* [Try it]
Could you restate all of the entries, word for word?

Page and application data records
------------

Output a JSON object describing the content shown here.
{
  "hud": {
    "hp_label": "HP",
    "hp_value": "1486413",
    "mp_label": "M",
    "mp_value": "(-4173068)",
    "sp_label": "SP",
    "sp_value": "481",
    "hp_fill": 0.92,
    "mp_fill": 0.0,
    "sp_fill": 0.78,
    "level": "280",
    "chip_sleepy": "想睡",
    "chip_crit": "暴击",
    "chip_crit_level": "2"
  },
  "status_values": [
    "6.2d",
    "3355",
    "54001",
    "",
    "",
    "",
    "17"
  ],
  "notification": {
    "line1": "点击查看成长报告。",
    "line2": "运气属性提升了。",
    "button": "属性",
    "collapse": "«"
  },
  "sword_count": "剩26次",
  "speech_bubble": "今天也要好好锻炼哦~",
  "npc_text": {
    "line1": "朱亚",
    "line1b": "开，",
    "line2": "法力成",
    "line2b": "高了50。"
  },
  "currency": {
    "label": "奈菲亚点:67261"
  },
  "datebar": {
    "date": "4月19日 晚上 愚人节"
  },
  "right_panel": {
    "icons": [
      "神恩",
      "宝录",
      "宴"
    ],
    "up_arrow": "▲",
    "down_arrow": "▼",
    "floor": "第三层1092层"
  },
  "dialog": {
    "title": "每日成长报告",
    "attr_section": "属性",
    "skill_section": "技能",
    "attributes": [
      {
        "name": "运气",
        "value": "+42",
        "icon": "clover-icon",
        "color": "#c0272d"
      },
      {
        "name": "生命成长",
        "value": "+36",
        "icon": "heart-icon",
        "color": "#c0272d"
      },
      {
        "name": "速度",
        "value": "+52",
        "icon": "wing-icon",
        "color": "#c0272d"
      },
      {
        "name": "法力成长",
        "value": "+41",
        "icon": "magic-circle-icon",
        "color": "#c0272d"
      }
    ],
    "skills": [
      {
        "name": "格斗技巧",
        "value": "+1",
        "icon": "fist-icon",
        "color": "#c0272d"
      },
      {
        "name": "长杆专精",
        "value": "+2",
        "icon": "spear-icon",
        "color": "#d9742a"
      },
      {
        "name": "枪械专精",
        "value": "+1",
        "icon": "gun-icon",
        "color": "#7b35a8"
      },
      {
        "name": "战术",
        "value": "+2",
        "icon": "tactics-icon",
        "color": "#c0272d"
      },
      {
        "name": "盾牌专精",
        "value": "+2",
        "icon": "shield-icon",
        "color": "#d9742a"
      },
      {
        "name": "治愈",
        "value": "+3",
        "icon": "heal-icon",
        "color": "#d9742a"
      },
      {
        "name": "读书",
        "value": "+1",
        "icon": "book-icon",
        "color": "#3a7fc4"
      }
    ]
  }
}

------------

* [Task result]
Output a JSON object describing the content shown here.
{
  "hud": {
    "hp_label": "HP",
    "hp_value": "1486413",
    "mp_label": "M",
    "mp_value": "(-4173068)",
    "sp_label": "SP",
    "sp_value": "481",
    "hp_fill": 0.92,
    "mp_fill": 0.0,
    "sp_fill": 0.78,
    "level": "280",
    "chip_sleepy": "想睡",
    "chip_crit": "暴击",
    "chip_crit_level": "2"
  },
  "status_values": [
    "6.2d",
    "3355",
    "54001",
    "",
    "",
    "",
    "17"
  ],
  "notification": {
    "line1": "点击查看成长报告。",
    "line2": "运气属性提升了。",
    "button": "属性",
    "collapse": "«"
  },
  "sword_count": "剩26次",
  "speech_bubble": "今天也要好好锻炼哦~",
  "npc_text": {
    "line1": "朱亚",
    "line1b": "开，",
    "line2": "法力成",
    "line2b": "高了50。"
  },
  "currency": {
    "label": "奈菲亚点:67261"
  },
  "datebar": {
    "date": "4月19日 晚上 愚人节"
  },
  "right_panel": {
    "icons": [
      "神恩",
      "宝录",
      "宴"
    ],
    "up_arrow": "▲",
    "down_arrow": "▼",
    "floor": "第三层1092层"
  },
  "dialog": {
    "title": "每日成长报告",
    "attr_section": "属性",
    "skill_section": "技能",
    "attributes": [
      {
        "name": "运气",
        "value": "+42",
        "icon": "clover-icon",
        "color": "#c0272d"
      },
      {
        "name": "生命成长",
        "value": "+36",
        "icon": "heart-icon",
        "color": "#c0272d"
      },
      {
        "name": "速度",
        "value": "+52",
        "icon": "wing-icon",
        "color": "#c0272d"
      },
      {
        "name": "法力成长",
        "value": "+41",
        "icon": "magic-circle-icon",
        "color": "#c0272d"
      }
    ],
    "skills": [
      {
        "name": "格斗技巧",
        "value": "+1",
        "icon": "fist-icon",
        "color": "#c0272d"
      },
      {
        "name": "长杆专精",
        "value": "+2",
        "icon": "spear-icon",
        "color": "#d9742a"
      },
      {
        "name": "枪械专精",
        "value": "+1",
        "icon": "gun-icon",
        "color": "#7b35a8"
      },
      {
        "name": "战术",
        "value": "+2",
        "icon": "tactics-icon",
        "color": "#c0272d"
      },
      {
        "name": "盾牌专精",
        "value": "+2",
        "icon": "shield-icon",
        "color": "#d9742a"
      },
      {
        "name": "治愈",
        "value": "+3",
        "icon": "heal-icon",
        "color": "#d9742a"
      },
      {
        "name": "读书",
        "value": "+1",
        "icon": "book-icon",
        "color": "#3a7fc4"
      }
    ]
  }
}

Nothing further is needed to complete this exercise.